I’ve always been skeptical by nature. I want to believe, but belief doesn’t always come naturally to me. I want to see the possibilities or probabilities of something before I commit belief. So, when I saw Robert J. Hutchinson’s newest book, Searching for Jesus: New Discoveries in the Quest for Jesus of Nazareth—and How They Confirm the Gospel Accounts, I was highly interested in giving it a read.
Hutchinson is an “educated layman” who admits to growing up with a fascination with the character of Jesus. He could see possibilities, a hero, and eventually he became drawn deeper into the gospel message, especially as he spent time in Israeli culture and came away with a thirst to learn more.
This desire for more knowledge and learning has culminated at this point in a book that takes both conservative Christian scholars and liberal scholars and looks at where these scholars provide evidence to support the accounts in the New Testament. However, this is not a work of apologetics, as many who pick up this book might be expecting. This is really a work of New Testament studies made accessible for the layman.
For most of us, unless we’ve taken courses in college or read New Testament studies books, the only items that we hear from the work of scholars are the sensational claims that we hear each Christmas and Easter of new research that challenges orthodox Christian belief. If this book does nothing else, I hope that it reminds people that these “shocking claims” are not truly based on the newest research or even the majority thought of scholars. In this, Hutchinson does an excellent job of debunking that popular thought.
Hutchinson divides his book into eleven chapters. Ten of these chapters are framed as questions, such as “Is there Eyewitness Testimony in the Gospels?” and “Did Jesus have a Secret Message?”. The final chapter is a mini examination of when Jesus began to be considered as divine instead of just man. Hutchinson paints broad strokes of each question, giving particular consideration to the conservative viewpoints, yet managing not to draw definitive conclusions, only to point to the viewpoints that support a more Biblical answer.
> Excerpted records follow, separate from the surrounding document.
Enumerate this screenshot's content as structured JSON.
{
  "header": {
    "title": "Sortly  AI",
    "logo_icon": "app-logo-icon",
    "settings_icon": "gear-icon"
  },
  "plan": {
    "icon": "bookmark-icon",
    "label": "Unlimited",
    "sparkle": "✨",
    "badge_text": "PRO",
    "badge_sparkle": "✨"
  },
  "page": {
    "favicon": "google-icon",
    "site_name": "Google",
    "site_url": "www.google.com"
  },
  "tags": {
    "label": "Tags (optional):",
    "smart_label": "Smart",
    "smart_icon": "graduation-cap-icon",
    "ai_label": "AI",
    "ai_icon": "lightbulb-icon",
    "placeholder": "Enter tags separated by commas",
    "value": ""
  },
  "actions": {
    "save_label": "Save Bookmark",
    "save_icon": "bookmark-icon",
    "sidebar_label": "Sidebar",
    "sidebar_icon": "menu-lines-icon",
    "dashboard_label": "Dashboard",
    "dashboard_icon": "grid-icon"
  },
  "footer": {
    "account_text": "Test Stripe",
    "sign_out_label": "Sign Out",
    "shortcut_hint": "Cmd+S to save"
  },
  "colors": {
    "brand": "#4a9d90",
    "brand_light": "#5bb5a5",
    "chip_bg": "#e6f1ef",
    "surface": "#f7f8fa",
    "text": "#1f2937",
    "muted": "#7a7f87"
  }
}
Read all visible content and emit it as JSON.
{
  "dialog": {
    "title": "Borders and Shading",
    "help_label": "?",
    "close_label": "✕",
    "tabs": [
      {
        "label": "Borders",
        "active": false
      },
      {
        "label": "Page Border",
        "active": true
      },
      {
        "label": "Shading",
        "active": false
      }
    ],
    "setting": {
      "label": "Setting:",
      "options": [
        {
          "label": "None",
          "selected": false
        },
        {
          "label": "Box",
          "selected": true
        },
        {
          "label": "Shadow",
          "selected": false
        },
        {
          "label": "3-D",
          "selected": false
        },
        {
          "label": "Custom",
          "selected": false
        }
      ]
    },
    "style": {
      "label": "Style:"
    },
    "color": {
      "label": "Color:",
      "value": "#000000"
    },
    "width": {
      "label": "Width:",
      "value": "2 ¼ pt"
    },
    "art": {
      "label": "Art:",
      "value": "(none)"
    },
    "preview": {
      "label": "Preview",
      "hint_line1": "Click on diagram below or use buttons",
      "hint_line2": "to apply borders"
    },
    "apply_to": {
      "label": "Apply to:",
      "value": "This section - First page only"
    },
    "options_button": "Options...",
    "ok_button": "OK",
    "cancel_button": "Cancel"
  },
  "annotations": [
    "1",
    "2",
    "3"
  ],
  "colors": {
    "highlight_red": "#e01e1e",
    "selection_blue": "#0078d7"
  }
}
I think the best summation of his work comes in the chapter on whether or not there is proof for the resurrection. In this chapter, Hutchinson admits that “Doubt and hope are not mutually exclusive. In fact, they go together. If you have no doubts, then you probably don’t need hope.” He points out several times in this chapter that even though the gospels record the disciples as seeing the proof of the resurrection and other miracles, the gospels also record that the disciples experienced doubt. And I think it’s important to understand that those doubts are not only normal, but they’re okay. I think that skeptics and other seekers that are looking for answers may find some answers here, but I also think that as people of faith, we live in tension with the miraculous and with occasional doubts. That’s just something all of us natural skeptics just have to learn to deal with and do decide whether we’re going to let faith and doubt rule in our lives.
If there’s an area that I would have liked for Hutchinson to address further, it’s the penal substitution theory and it’s main competitors. He touches on this subject several times and is bumping up against it often in his treatment of his questions, but I feel like his examination of the argument is a little lacking.
One of my favorite things about the book is Hutchinson’s use of endnotes and further reading references. Although I’ve read several of the books, Hutchinson’s book has had me to add several new books to my reading list. This is great book for the layman who’s searching in an honest way for answers answers and for what theologians and Biblical archaeologists are thinking about the subjects that Hutchinson addresses. I plan on keeping it on my shelf for further reference and reflection.
Disclaimer: I received a complimentary copy of this book from the BookLook Bloggers Program in exchange for an honest review.